So much for the summer doldrums.
Stock-market investors face a full menu of potentially market-shaking events this week, including a deluge of corporate earnings results, the prospect of another supersize Federal Reserve rate hike, and a closely watched piece of economic data.
“This week will be very busy, with close to 50% of the S&P 500 market cap reporting. The [Fed’s] policy meeting, which concludes on Wednesday, and the advance estimate of 2Q GDP (gross domestic product) for the U.S., which will be released on Thursday, may also add to market volatility,” said Mark Haefele, chief investment officer at UBS Global Wealth Management, in a note.
There are 175 S&P 500 companies set to report results this week, including tech-related behemoths Apple Inc.
Google parent Alphabet Inc.
and Amazon.com Inc.
“Investors won’t want to touch Nasdaq stocks until we hear from Alphabet [Tuesday] and if they don’t like what they hear they may wait to see Thursday’s massive results from Apple and Amazon provide any reasons to be optimistic with tech stocks,” said Edward Moya, senior market analyst for the Americas at Oanda, in emailed comments.
The Federal Reserve’s policy-setting Federal Open Market Committee will conclude a two-day meeting on Wednesday that’s expected to produce a hike of 75 basis points, or three-quarters of a percentage point.
“The Fed’s move and comments around these economic data are the most powerful single element of the week. Uncertainty is high as to the Fed’s willingness to keep tightening if the economy slows significantly, with many forecasts projecting that the Fed will reverse and start cutting rates by the summer of ’23 as the economy slows and inflation wanes,” said Louis Navellier, founder of Navellier & Associates, in a note.
The S&P 500
has bounced more than 8% off its mid-June low, with investors tying improved sentiment in part to expectations that inflation has neared a peak and that the Fed will soon move to pause its aggressive series of hikes in an effort to avert a recession.
Skeptics, such as Morgan Stanley’s Mike Wilson, say such expectations underestimate the Fed’s resolve to ensure that it gets inflation running at its highest in more than four decades under control. They see the Fed maintaining an aggressive tightening stance until it sees convincing signs inflation is on a lasting downward path — evidence that might not come until the economy is firmly headed toward or already in recession.
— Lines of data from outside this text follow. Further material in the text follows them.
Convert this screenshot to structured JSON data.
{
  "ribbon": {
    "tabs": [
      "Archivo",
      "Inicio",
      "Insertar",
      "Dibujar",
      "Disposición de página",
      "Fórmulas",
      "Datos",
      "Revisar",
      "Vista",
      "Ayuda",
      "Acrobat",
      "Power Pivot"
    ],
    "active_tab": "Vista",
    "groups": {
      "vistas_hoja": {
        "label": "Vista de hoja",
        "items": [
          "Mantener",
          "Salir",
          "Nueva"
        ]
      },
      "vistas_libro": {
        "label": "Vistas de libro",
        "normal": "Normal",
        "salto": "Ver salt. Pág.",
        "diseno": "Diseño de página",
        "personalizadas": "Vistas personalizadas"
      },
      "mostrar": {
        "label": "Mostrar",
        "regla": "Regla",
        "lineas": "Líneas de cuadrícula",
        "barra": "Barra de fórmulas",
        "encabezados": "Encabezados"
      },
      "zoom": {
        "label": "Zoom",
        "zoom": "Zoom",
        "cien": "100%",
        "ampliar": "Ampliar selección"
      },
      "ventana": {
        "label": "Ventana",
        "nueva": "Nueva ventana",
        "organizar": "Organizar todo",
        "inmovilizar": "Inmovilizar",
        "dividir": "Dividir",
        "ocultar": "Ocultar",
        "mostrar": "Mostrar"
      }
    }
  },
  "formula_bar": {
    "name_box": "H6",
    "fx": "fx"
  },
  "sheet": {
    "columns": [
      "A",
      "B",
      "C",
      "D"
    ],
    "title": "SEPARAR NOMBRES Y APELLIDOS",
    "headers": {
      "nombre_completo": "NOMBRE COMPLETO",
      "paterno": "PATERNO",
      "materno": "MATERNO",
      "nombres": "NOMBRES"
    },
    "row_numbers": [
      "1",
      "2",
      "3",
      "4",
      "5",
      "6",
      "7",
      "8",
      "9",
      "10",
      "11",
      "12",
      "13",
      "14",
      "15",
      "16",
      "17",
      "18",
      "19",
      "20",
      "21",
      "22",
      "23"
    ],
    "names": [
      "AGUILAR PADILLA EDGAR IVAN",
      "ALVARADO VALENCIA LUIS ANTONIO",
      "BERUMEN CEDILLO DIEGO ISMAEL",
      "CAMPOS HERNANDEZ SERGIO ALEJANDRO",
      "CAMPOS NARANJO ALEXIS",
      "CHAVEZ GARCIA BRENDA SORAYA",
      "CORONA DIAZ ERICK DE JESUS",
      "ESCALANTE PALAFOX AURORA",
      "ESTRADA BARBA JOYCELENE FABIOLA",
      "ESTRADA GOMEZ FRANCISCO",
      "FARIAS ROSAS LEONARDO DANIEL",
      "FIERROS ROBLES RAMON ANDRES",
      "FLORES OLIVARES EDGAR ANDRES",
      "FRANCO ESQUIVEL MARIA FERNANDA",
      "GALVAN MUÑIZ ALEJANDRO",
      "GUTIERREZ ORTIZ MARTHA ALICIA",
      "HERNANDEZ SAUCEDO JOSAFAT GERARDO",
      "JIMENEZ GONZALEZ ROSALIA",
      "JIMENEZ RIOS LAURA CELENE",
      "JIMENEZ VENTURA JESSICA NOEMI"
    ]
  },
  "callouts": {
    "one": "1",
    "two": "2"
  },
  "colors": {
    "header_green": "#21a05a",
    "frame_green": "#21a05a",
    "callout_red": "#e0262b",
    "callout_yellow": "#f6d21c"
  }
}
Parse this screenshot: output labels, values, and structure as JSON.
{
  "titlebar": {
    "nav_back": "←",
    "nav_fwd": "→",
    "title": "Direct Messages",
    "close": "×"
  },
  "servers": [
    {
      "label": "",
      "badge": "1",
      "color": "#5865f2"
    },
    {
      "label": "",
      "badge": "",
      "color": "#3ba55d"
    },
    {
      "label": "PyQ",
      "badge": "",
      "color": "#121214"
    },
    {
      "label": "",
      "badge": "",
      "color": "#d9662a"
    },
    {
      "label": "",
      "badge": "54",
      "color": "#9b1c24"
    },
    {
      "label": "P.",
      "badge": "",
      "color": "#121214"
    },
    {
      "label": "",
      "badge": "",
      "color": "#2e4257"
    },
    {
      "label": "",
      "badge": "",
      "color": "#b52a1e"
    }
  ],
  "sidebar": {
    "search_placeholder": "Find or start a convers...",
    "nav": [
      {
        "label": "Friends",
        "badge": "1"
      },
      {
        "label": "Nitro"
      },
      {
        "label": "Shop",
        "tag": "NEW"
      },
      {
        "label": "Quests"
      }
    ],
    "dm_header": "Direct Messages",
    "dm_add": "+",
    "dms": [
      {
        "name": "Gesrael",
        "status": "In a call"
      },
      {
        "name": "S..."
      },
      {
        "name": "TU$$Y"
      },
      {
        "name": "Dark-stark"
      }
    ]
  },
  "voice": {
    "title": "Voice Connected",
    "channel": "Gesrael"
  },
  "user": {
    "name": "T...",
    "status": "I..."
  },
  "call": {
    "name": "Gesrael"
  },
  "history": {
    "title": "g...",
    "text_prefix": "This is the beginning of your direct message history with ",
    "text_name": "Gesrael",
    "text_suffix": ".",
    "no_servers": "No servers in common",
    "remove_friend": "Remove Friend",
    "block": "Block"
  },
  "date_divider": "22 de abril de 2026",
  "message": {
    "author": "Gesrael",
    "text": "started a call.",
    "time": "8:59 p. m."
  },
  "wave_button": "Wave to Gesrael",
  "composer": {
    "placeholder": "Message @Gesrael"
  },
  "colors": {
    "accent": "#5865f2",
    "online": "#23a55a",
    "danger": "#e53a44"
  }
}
Speaking of recession, data on second-quarter gross domestic product will be in the spotlight on Thursday morning. Economists are penciling in a 0.3% annualized rise but the Atlanta Fed’s GDPNow model is forecasting a 1.6% contraction after a fall of the same amount in the first quarter.
Consecutive quarters of contracting GDP are often described as a “technical” recession. However, a still robust labor market and the inventory-driven nature of the first-quarter decline make it unlikely the National Bureau of Economic Research, the official arbiter of the U.S. business cycle, would be prepared to officially declare a recession.
The bottom line is that investors are growing nervous about the economic outlook.
“With consumer sentiment improving, but still sitting at all-time lows and manufacturing surveys coming down from their highs, deteriorating fundamental data continues to point to an elevated chance of an economic downturn,” wrote. Jason Pride, chief investment officer of private wealth, and Michael Reynolds, vice president of investment strategy at Glenmede, in emailed comments.
“Given rising recession risks, investors should seek opportunities to reduce portfolio risk on market strength,” they said.
Stocks were in a holding pattern Monday, flipping between small gains and losses as investors awaited this week’s news flow. The Dow Jones Industrial Average
was off 0.1% in afternoon action, while the S&P 500 ticked down 0.3% and the Nasdaq Composite